Southern Cook Islands[edit]

Northern Cook Islands[edit]


Oceania, group of islands in the South Pacific Ocean, about one-half of the way from Hawaii to New Zealand
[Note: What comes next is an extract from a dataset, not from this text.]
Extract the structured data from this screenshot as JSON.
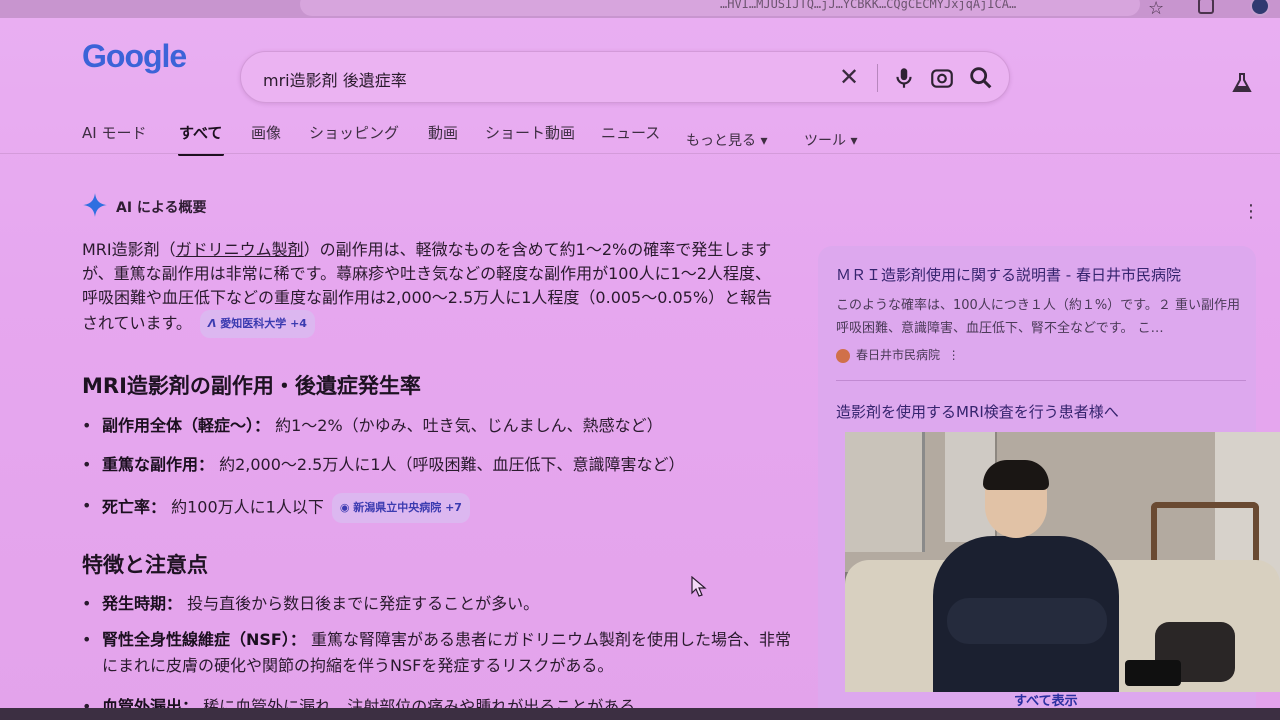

Geographic coordinates
21°14′S 159°46′W / 21.233°S 159.767°W / -21.233; -159.767
Map references
  • Total: 240 km2 (93 sq mi)
  • Land: 240 km²
  • Water: 0 km2 (0 sq mi)
Area - comparative
1.3 times the size of Washington, DC
Land boundaries
0 km (0 mi)
120 km (75 mi)
Maritime claims
  • Continental shelf: 200 nmi (370.4 km; 230.2 mi) or to the edge of the continental margin
  • Exclusive economic zone: 200 nmi (370.4 km; 230.2 mi)
  • Territorial sea: 12 nmi (22.2 km; 13.8 mi)
Tropical; moderated by trade winds
Low coral atolls in north; volcanic, hilly islands in south
Elevation extremes
  • Lowest point: Pacific Ocean 0 m (0 ft)
  • Highest point: Te Manga 652 m (2,139 ft)
Natural resources
Land use
  • Arable land: 9%
  • Permanent crops: 13%
  • Permanent pastures: 0%
  • Forests and woodland: 0%
  • Other: 78% (1993 est.)
Irrigated land
NA km²
Natural hazards
Typhoons (November to March)
Environment - current issues
Environment - international agreements
  • Party to: Biodiversity, Climate Change, Desertification, Law of the Sea
  • Signed, but not ratified: Climate Change-Kyoto Protocol